■ Exercise
The required result is a line count: how many lines in this data hold the word "RUIC". Give only that.

==== Provided entries

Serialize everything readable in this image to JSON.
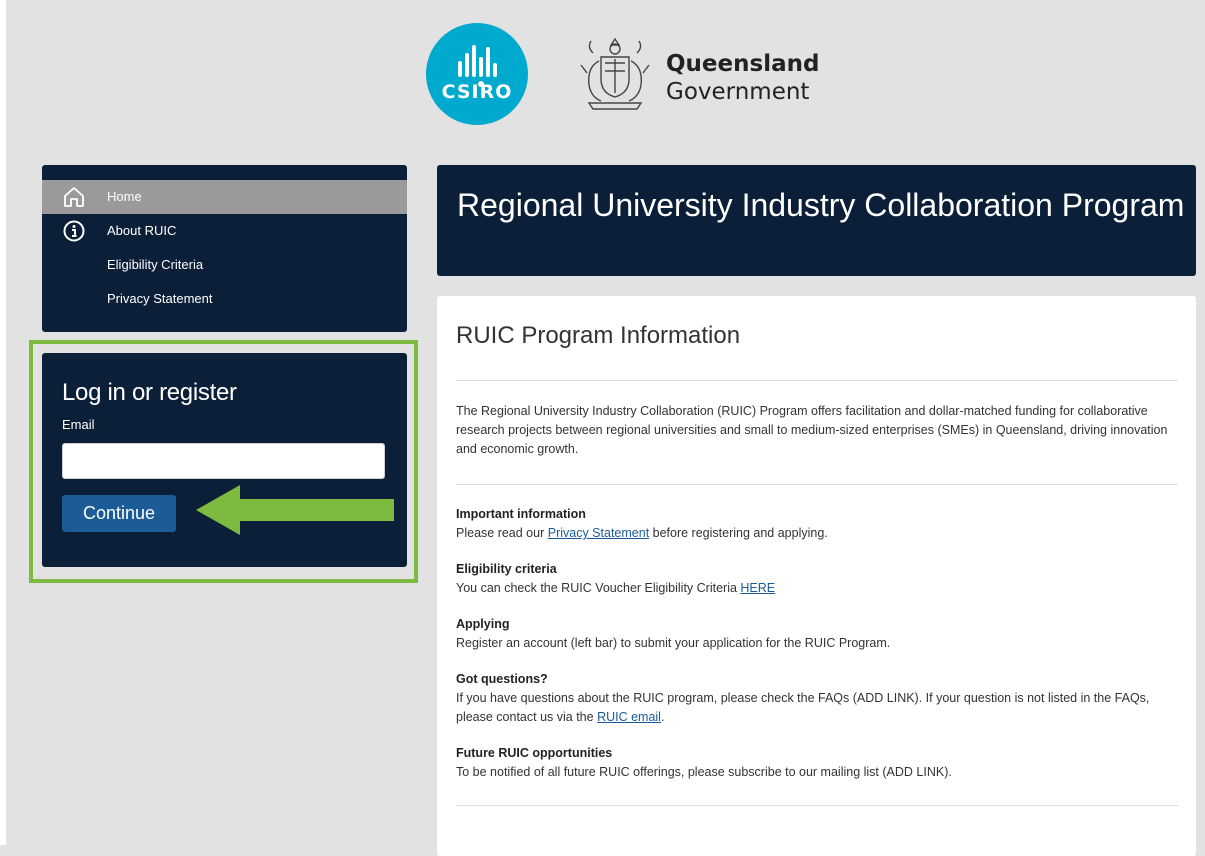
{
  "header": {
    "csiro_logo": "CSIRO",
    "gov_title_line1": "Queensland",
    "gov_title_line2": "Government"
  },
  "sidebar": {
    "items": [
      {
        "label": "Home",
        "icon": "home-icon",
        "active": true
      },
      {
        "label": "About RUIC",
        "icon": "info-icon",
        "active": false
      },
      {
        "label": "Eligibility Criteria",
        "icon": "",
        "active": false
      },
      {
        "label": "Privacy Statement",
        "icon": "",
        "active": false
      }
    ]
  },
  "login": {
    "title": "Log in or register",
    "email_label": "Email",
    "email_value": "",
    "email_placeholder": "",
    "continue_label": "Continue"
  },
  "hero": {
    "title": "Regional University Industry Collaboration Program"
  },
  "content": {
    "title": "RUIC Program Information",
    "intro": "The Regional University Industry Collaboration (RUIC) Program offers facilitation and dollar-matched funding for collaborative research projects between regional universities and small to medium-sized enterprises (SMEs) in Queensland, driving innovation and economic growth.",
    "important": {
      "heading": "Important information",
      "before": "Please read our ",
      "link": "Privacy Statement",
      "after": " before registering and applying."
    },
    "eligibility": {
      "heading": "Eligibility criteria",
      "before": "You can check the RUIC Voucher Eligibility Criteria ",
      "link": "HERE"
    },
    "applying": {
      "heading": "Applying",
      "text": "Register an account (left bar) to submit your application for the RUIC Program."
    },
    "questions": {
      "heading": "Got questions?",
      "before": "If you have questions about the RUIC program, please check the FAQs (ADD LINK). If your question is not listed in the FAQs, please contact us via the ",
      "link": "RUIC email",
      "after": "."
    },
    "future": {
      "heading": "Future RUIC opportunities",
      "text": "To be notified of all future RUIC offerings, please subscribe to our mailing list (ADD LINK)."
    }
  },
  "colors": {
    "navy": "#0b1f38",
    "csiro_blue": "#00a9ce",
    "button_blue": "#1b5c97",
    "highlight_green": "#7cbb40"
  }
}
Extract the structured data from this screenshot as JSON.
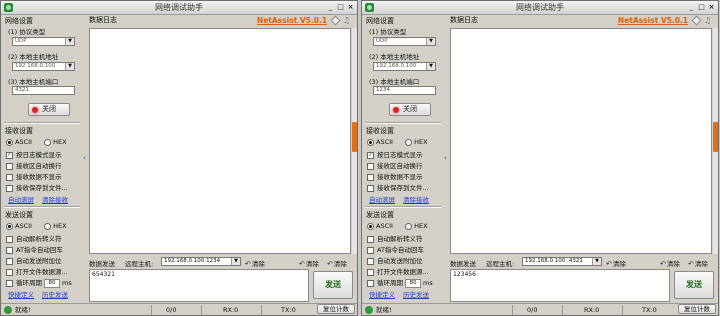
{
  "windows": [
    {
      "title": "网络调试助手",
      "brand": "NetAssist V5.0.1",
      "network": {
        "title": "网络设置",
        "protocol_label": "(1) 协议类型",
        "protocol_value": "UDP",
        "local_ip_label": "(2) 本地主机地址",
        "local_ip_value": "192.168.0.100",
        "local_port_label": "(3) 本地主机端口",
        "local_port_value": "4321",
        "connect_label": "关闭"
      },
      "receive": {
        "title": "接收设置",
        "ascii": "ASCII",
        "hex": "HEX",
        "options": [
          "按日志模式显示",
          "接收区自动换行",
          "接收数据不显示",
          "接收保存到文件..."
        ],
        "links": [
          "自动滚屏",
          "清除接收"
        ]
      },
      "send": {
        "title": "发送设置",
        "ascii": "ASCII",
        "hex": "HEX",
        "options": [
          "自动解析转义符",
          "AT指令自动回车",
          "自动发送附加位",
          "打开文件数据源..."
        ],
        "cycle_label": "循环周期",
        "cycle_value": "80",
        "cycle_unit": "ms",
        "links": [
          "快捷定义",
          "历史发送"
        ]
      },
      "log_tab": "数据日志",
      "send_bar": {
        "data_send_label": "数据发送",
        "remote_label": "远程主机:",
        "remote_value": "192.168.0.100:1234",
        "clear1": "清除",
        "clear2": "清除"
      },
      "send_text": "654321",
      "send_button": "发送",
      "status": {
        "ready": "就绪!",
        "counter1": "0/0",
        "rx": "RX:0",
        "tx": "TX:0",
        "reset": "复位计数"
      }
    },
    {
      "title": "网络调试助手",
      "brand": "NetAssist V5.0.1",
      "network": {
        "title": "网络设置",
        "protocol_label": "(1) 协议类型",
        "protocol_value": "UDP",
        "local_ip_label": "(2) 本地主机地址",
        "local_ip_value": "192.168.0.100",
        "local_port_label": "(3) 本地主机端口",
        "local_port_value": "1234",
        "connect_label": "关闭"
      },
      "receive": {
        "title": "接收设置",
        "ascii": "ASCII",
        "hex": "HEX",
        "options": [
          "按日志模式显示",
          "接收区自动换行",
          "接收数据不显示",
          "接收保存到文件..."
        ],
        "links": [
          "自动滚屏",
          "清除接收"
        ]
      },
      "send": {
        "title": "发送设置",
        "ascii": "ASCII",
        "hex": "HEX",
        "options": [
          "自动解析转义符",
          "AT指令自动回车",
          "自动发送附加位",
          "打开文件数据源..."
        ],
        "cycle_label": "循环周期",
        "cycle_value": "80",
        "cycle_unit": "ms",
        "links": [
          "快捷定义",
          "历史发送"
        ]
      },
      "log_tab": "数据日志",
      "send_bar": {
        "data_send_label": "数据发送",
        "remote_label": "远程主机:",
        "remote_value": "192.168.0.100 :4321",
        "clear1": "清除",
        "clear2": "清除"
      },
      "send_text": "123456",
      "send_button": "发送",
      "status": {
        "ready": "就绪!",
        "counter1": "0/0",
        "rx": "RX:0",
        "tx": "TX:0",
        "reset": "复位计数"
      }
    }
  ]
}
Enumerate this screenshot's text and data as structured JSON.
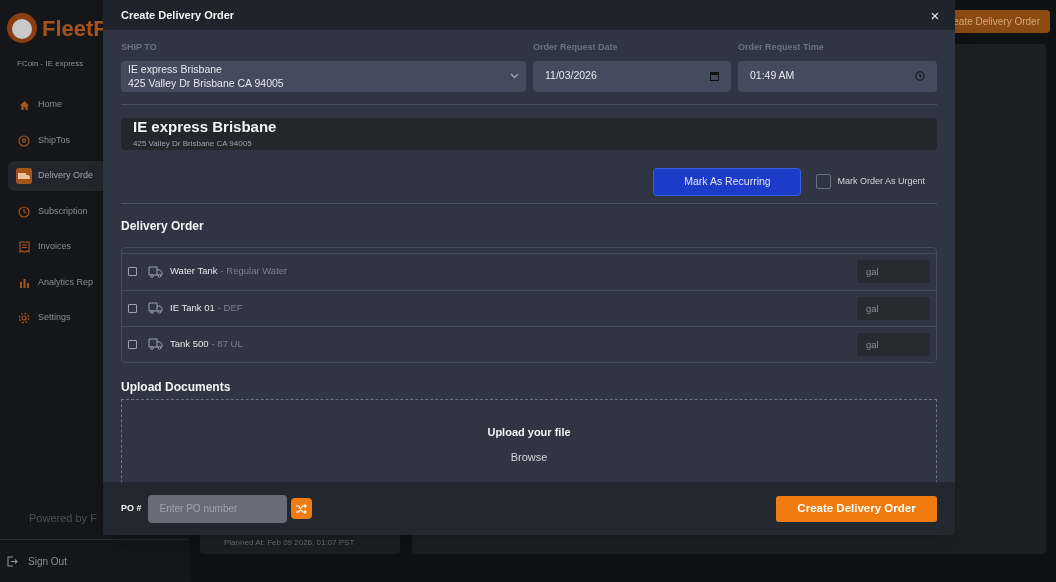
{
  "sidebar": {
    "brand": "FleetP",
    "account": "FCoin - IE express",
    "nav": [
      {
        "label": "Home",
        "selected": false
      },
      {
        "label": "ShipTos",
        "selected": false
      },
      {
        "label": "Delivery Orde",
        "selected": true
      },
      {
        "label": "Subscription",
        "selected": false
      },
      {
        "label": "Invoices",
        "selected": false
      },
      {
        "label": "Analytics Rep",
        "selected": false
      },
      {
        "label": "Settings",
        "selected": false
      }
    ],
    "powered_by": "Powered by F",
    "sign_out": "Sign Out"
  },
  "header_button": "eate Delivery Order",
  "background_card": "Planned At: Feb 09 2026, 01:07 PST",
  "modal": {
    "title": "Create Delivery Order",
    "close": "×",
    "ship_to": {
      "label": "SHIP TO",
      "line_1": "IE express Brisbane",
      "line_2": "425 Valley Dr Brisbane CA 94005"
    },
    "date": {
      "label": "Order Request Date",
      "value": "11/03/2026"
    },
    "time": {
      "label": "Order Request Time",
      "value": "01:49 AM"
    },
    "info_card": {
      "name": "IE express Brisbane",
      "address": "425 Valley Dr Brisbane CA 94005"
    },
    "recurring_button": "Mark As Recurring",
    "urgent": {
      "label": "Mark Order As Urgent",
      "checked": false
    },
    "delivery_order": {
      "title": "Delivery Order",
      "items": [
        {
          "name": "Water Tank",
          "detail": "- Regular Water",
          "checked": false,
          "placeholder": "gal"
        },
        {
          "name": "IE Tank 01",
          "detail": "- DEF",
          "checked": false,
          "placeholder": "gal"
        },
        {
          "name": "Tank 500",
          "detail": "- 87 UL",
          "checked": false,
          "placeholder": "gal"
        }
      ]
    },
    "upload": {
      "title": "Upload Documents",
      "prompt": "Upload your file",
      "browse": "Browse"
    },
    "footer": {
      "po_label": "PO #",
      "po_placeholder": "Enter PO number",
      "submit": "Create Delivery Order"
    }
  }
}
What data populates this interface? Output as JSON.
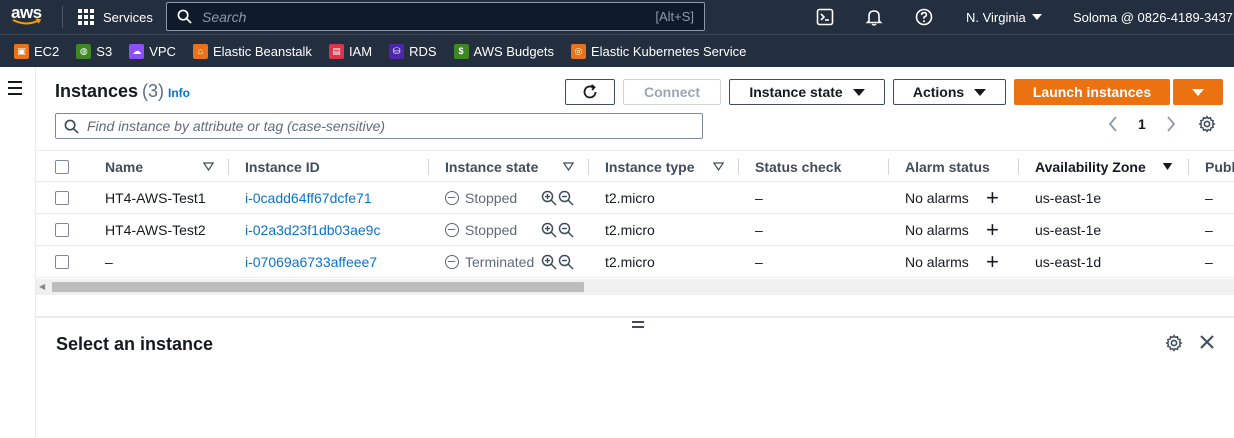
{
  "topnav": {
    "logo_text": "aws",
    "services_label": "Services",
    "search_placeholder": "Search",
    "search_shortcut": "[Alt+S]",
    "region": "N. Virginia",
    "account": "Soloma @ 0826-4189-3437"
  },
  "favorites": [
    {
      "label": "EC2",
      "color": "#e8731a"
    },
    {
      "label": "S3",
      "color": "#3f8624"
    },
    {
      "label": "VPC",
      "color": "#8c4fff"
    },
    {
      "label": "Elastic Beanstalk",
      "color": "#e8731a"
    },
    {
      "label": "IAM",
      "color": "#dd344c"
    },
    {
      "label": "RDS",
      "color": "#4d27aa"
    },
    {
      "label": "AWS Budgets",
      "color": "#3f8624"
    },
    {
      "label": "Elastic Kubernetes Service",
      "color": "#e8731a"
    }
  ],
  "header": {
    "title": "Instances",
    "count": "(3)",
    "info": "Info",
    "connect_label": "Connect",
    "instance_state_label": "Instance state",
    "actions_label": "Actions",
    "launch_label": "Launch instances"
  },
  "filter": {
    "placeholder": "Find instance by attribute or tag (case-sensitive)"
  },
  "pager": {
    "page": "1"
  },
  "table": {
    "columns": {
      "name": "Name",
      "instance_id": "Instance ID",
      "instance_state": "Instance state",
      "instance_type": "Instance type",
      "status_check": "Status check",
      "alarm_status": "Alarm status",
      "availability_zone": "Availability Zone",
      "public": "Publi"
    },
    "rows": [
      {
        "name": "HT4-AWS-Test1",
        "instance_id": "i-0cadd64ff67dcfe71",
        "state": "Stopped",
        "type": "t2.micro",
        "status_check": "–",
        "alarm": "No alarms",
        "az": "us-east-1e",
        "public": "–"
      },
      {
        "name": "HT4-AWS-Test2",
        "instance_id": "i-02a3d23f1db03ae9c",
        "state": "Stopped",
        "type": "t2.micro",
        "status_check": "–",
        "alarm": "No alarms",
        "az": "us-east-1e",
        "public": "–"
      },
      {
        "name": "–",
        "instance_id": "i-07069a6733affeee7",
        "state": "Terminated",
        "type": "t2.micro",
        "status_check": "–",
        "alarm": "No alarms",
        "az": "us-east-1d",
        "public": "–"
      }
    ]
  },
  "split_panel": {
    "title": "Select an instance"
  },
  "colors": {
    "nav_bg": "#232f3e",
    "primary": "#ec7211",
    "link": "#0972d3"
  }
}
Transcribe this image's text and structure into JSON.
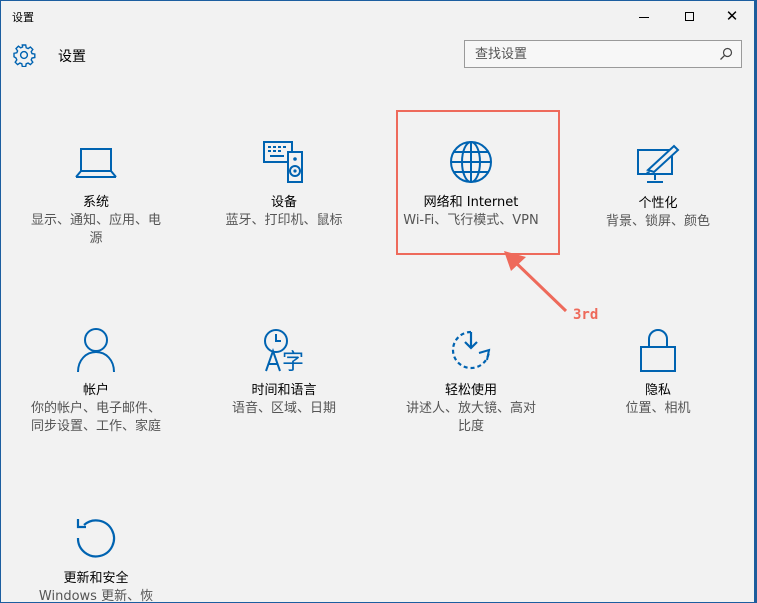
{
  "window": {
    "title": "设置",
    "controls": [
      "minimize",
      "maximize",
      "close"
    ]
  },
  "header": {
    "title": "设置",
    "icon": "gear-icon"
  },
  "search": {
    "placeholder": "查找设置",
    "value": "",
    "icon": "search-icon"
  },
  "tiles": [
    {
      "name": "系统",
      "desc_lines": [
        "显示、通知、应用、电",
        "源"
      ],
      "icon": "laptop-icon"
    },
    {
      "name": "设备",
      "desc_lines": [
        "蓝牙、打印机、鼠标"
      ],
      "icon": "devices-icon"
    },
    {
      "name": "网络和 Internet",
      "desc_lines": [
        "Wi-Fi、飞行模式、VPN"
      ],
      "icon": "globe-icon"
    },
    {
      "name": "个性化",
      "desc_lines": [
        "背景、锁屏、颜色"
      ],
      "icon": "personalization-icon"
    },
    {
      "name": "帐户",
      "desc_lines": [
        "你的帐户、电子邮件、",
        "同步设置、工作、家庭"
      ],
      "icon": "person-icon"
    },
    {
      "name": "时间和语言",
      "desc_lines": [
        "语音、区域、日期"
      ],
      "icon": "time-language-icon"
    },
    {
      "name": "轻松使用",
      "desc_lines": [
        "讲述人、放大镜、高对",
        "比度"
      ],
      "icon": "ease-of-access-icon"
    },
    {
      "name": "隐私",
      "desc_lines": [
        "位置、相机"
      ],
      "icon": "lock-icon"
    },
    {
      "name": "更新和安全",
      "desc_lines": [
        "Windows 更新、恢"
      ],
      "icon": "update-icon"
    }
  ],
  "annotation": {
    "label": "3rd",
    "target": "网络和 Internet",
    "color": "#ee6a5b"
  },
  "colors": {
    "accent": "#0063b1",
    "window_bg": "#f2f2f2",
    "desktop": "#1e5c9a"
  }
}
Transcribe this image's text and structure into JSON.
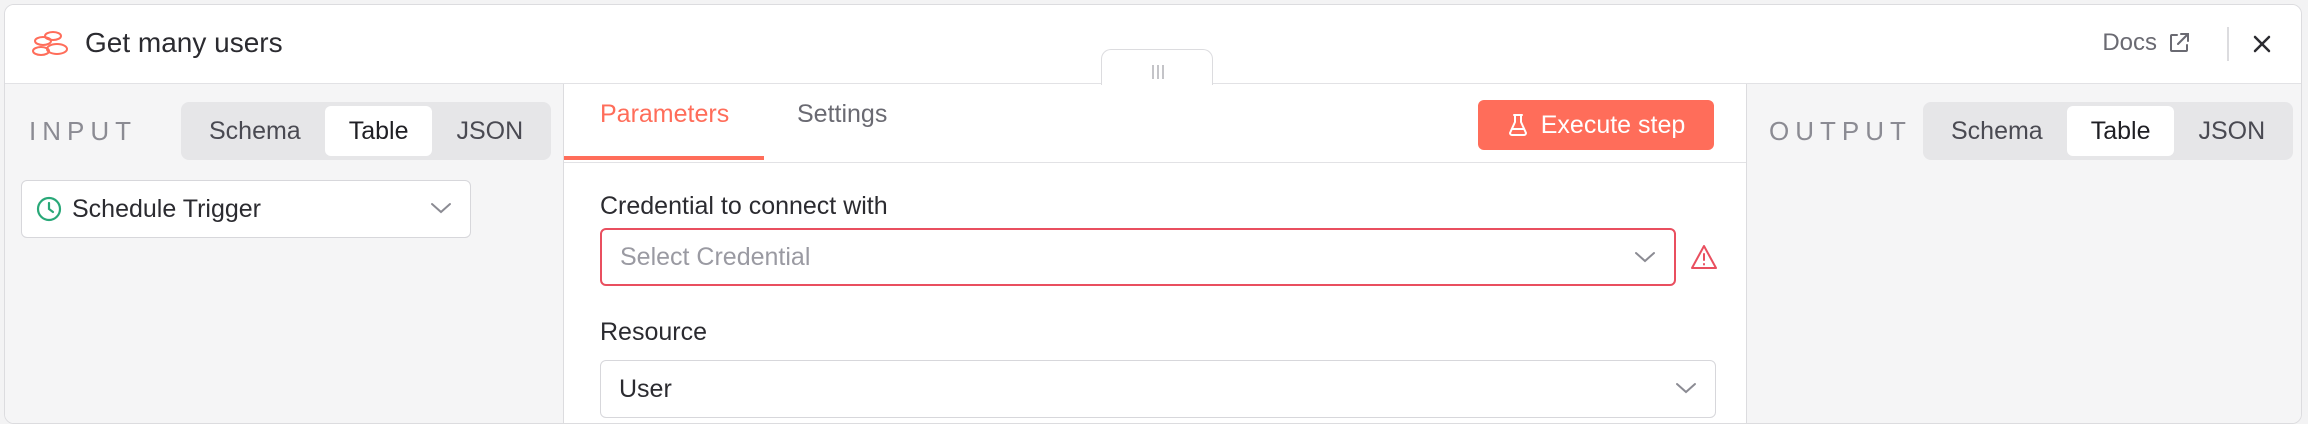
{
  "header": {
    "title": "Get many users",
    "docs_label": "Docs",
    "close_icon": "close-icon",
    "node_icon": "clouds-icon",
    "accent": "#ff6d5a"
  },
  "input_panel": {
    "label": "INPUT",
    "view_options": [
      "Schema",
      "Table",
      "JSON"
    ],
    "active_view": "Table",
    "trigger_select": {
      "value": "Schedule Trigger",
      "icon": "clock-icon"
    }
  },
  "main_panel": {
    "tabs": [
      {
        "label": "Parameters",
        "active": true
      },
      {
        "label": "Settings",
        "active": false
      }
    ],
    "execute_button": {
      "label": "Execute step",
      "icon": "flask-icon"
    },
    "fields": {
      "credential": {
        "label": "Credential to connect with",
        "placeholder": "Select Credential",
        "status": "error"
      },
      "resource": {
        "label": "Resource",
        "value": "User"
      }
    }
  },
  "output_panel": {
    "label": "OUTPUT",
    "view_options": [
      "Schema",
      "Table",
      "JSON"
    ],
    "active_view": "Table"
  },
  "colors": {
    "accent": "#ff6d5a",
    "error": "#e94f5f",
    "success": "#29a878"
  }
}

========

■ Answer
9